I recently purchased a Sony Mavica FD7, from 1997, for a fun window into the early days of digital photography. My main camera (Sony A9) was released almost exactly twenty years later. Just how far has digital camera technology come in two decades? Let's have some fun with numbers...
The differences between these two models (Format, styling, audience) are huge, so it won't be fair, just for fun. However, there are some interesting reasons to make this comparison. These are both digital mirrorless cameras with live-view and removable media. Both are the same size (width) and weight. The first predates digital SLRs and the other improves upon it in almost every way, so in a way these two models bookend the DSLR legacy quite well.
Feature | Sony FD7 | Sony A9
Burst (max fps)
12 / 14
Sharpness, colour and dynamic range have obviously moved on a lot in twenty years. Early digital cameras couldn't compete with 35mm film as far as image quality was concerned, but what they could offered was convenience. Once you had bought the camera it was considerably faster and cheaper to view images and that was enough to get the ball rolling. The evolution of digital components surpassed film several years ago, but it keeps upping the game. We now have features like the A9's stacked sensor, creating camera that obliterates any pro DSLR on speed while allowing you to shoot weddings, wildlife or golf completely silently for a fraction of the size and cost.
Since these two boxes are similar in size this means the size of the two camera's pixels are almost identical.
The Sony A9's image quality obviously puts the old FD7's to shame, not only due to the sheer amount of pixels, but also its quality per pixel. For now let's ignore lens quality, pixel pitch or dynamic range. One of the things that really dates the old FD7 sensor is that it combines two interlaced VGA (640x480) fields. It was the norm for early "digital" cameras to re-purpose sensors built for video. Some earlier cameras could only output images to a television.
Twenty years has transitioned us from volatile, low-capacity magnetic discs to robust & cheap high-capacity solid state memory. It's now possible to fit one terabyte of data in the size of a thumbnail. That's 700,000 times as much data, in an area 1/167th the size of a floppy disc. To put this another way; per cubic milometer, modern media can store 117 million times as much data.
Although these small cards can write data about 5,000 times faster than a floppy disk, some solid state memory can reach more like 50,000. Its also nice that modern media doesn't get destroyed by shock/vibration and magnets.

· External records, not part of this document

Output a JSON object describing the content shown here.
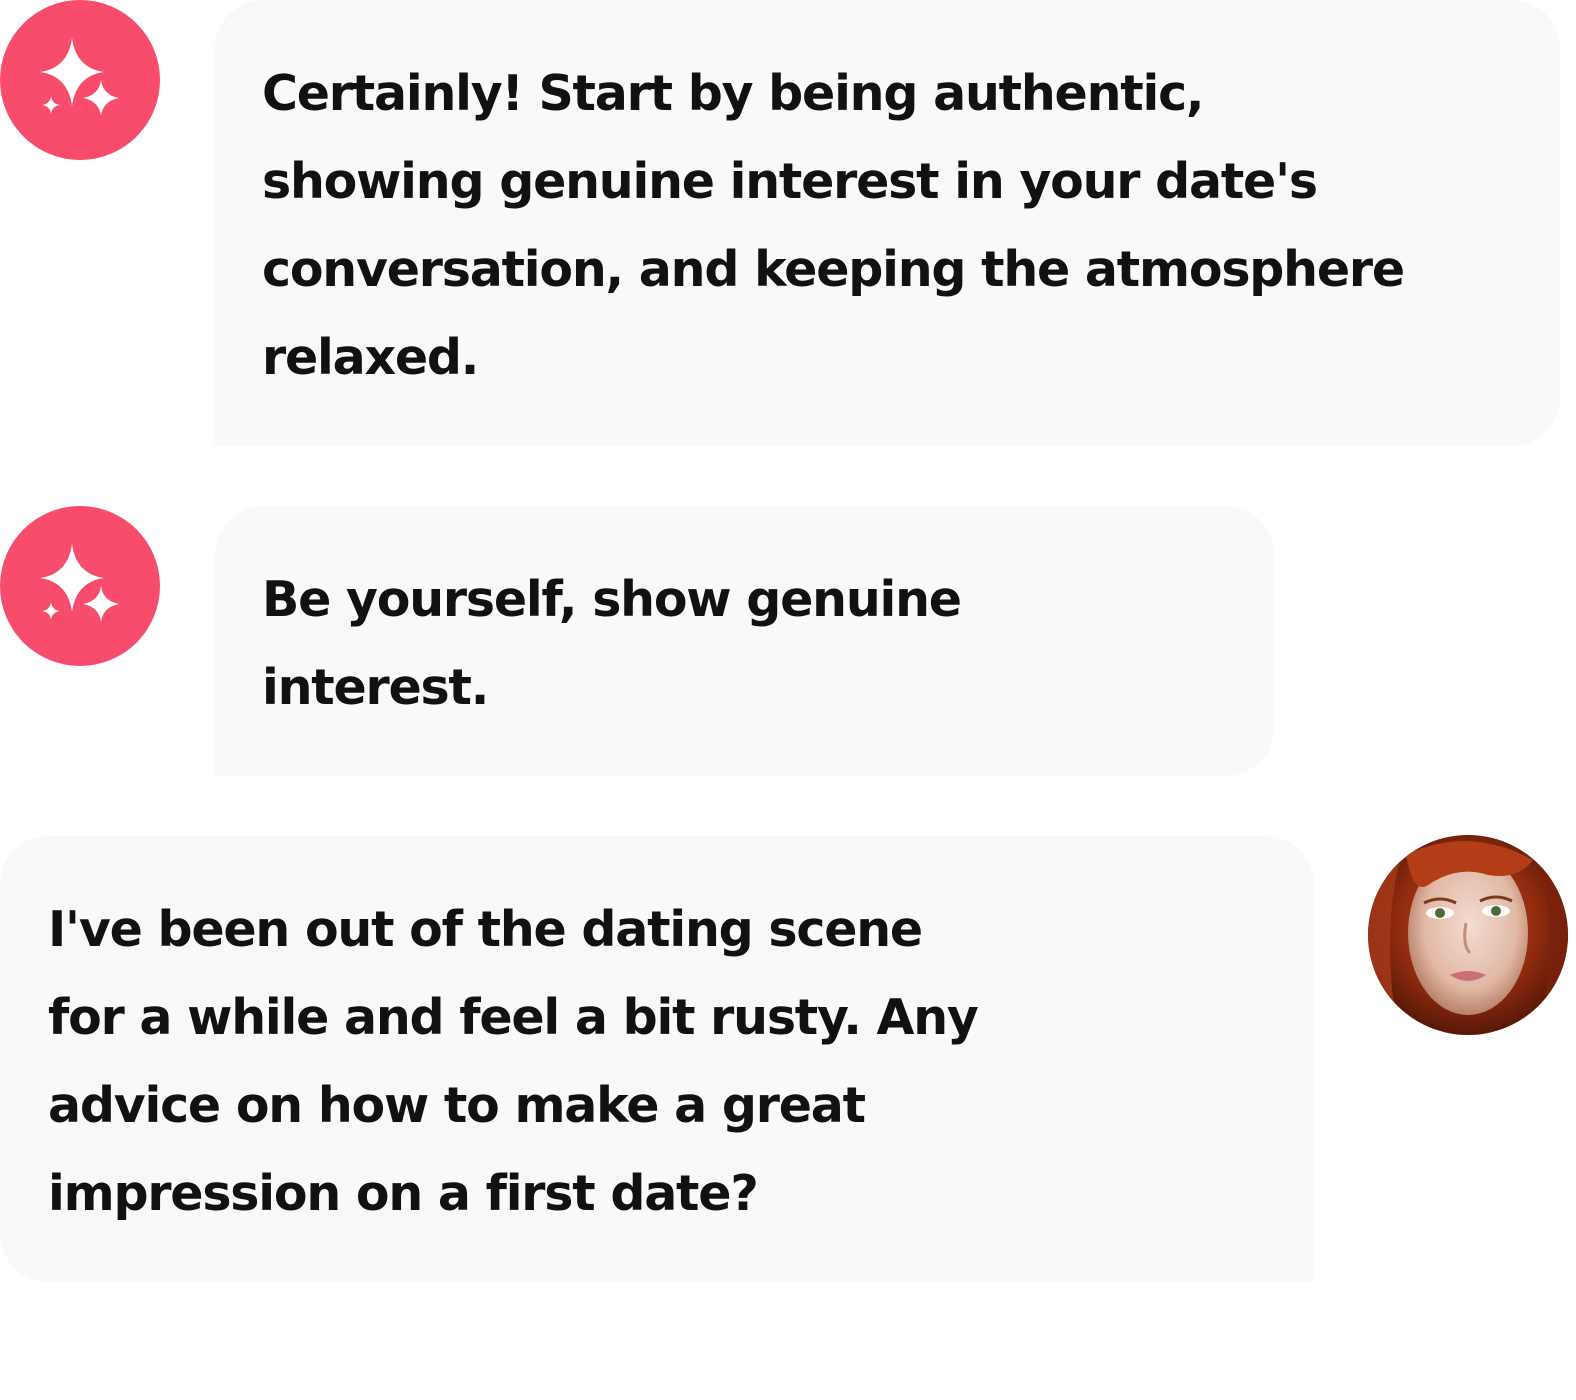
{
  "conversation": {
    "messages": [
      {
        "sender": "assistant",
        "avatar_icon": "sparkle-icon",
        "text": " Certainly! Start by being authentic,\nshowing genuine interest in your date's\nconversation, and keeping the atmosphere\nrelaxed."
      },
      {
        "sender": "assistant",
        "avatar_icon": "sparkle-icon",
        "text": "Be yourself, show genuine\ninterest."
      },
      {
        "sender": "user",
        "avatar_icon": "user-photo",
        "text": "I've been out of the dating scene\nfor a while and feel a bit rusty. Any\nadvice on how to make a great\nimpression on a first date?"
      }
    ]
  },
  "colors": {
    "accent": "#f74c6b",
    "bubble_background": "#f9f9f9",
    "text": "#111111"
  }
}
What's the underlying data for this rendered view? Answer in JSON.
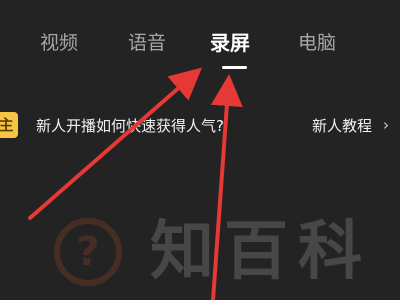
{
  "tabs": [
    {
      "label": "视频",
      "active": false
    },
    {
      "label": "语音",
      "active": false
    },
    {
      "label": "录屏",
      "active": true
    },
    {
      "label": "电脑",
      "active": false
    }
  ],
  "tip": {
    "badge": "主",
    "question": "新人开播如何快速获得人气?",
    "link_label": "新人教程",
    "chevron": "›"
  },
  "watermark": {
    "symbol": "?",
    "text": "知百科"
  },
  "colors": {
    "background": "#232323",
    "active_tab": "#ffffff",
    "inactive_tab": "#a6a6a6",
    "arrow": "#e53935",
    "badge": "#f6c543"
  }
}
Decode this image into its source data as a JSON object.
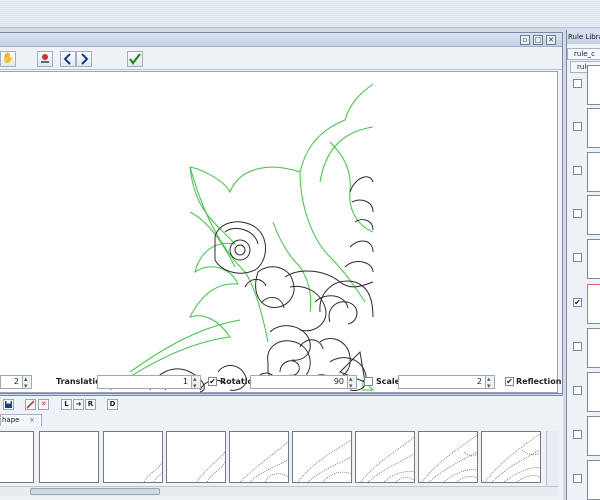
{
  "main": {
    "toolbar": {
      "icons": [
        "pan-hand-icon",
        "stamp-icon",
        "prev-arrow-icon",
        "next-arrow-icon",
        "apply-check-icon"
      ]
    },
    "params": {
      "first_value": "2",
      "translation_label": "Translation",
      "translation_value": "1",
      "rotation_label": "Rotation",
      "rotation_value": "90",
      "rotation_checked": "✔",
      "scale_label": "Scale",
      "scale_value": "2",
      "reflection_label": "Reflection",
      "reflection_checked": "✔"
    }
  },
  "shape_panel": {
    "tab_label": "hape",
    "tab_close": "×",
    "buttons": [
      "save",
      "edit",
      "delete",
      "L",
      "R",
      "D"
    ]
  },
  "rules_panel": {
    "title": "Rule Libra",
    "tab1": "rule_c",
    "tab2": "rule_a",
    "checked_rule": "✔"
  },
  "colors": {
    "shape_stroke": "#2b2b2b",
    "rule_stroke": "#3fc43f",
    "selected_rule_border": "#e0646b"
  }
}
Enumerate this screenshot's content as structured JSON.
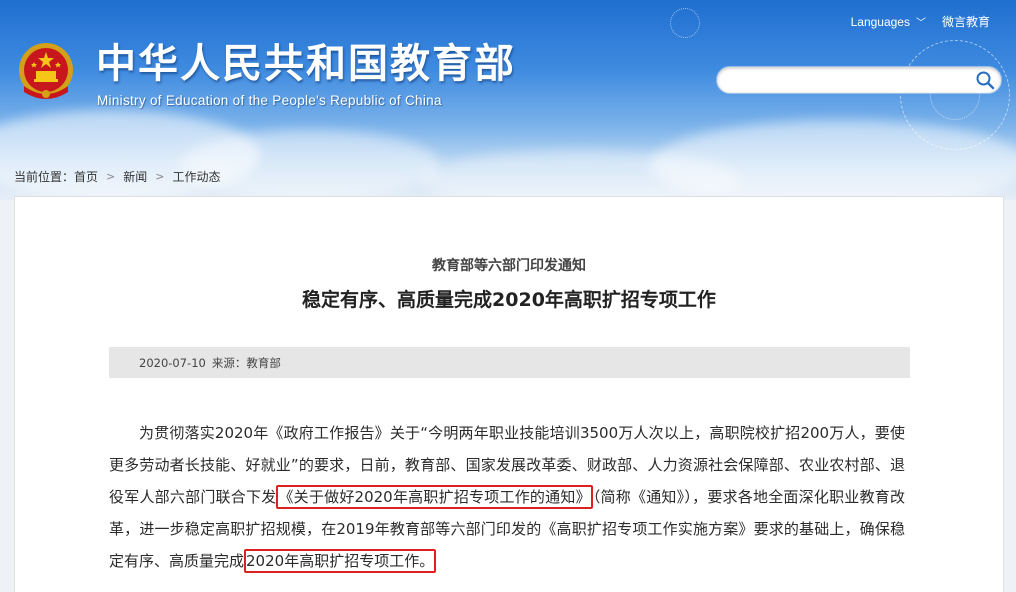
{
  "header": {
    "title_cn": "中华人民共和国教育部",
    "title_en": "Ministry of Education of the People's Republic of China",
    "languages_label": "Languages",
    "weibo_label": "微言教育",
    "search": {
      "value": "",
      "placeholder": ""
    }
  },
  "breadcrumb": {
    "prefix": "当前位置：",
    "items": [
      "首页",
      "新闻",
      "工作动态"
    ],
    "separator": ">"
  },
  "article": {
    "subhead": "教育部等六部门印发通知",
    "headline": "稳定有序、高质量完成2020年高职扩招专项工作",
    "meta": {
      "date": "2020-07-10",
      "source_label": "来源：",
      "source": "教育部"
    },
    "body": {
      "part1": "为贯彻落实2020年《政府工作报告》关于“今明两年职业技能培训3500万人次以上，高职院校扩招200万人，要使更多劳动者长技能、好就业”的要求，日前，教育部、国家发展改革委、财政部、人力资源社会保障部、农业农村部、退役军人部六部门联合下发",
      "highlight1": "《关于做好2020年高职扩招专项工作的通知》",
      "part2": "（简称《通知》），要求各地全面深化职业教育改革，进一步稳定高职扩招规模，在2019年教育部等六部门印发的《高职扩招专项工作实施方案》要求的基础上，确保稳定有序、高质量完成",
      "highlight2": "2020年高职扩招专项工作。"
    }
  },
  "colors": {
    "banner_top": "#1f6fd0",
    "highlight_border": "#e02020",
    "meta_bar": "#e6e6e6"
  },
  "icons": [
    "national-emblem-icon",
    "search-icon",
    "chevron-down-icon"
  ]
}
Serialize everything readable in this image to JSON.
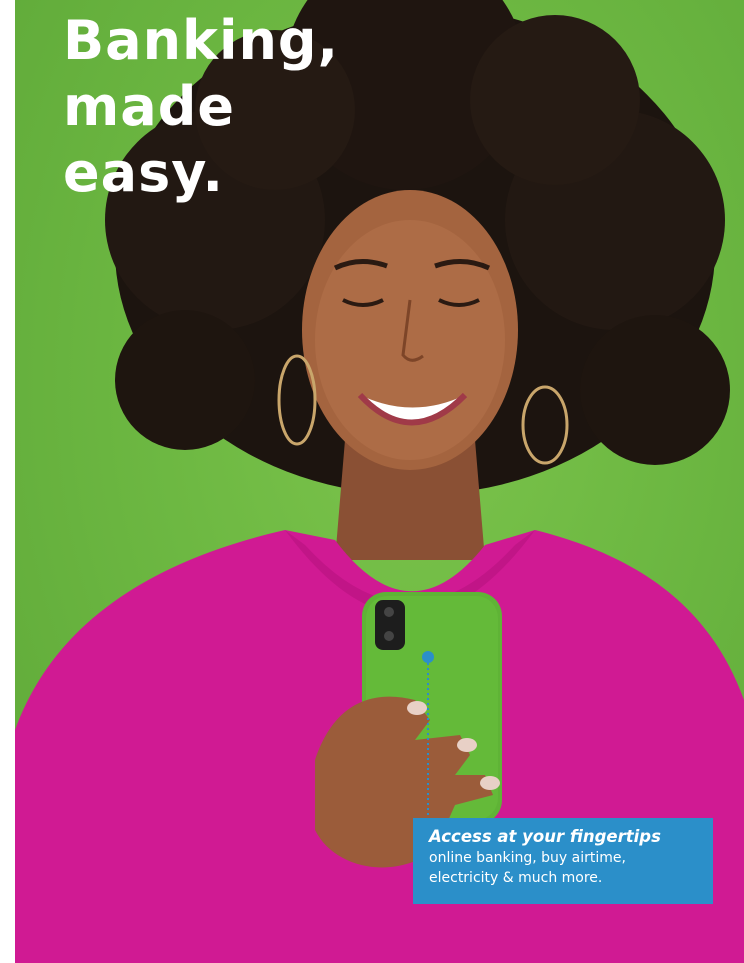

It's truly amazing how far things have come!
The Sony FD7 can record about 30 thousand pixels, or 4 kilobytes of data per second (taking 10 seconds to record a single 8bit compressed image). The Sony A9 can record 480 million pixels, or 480 megabytes of data per second (taking twenty 12bit RAW images per second, for about 12 seconds). That's 120,000 times as much data per second.
NOTE: The new Sony A1 can write up to 1.5 billion pixels per second in its buffer, about 375,000 times more than the FD7.
The FD7 having a built in 10x zoom lens puts it in a very different category to the A9. If you're trying to compare the focal lengths then the A9 would be huge with a 400mm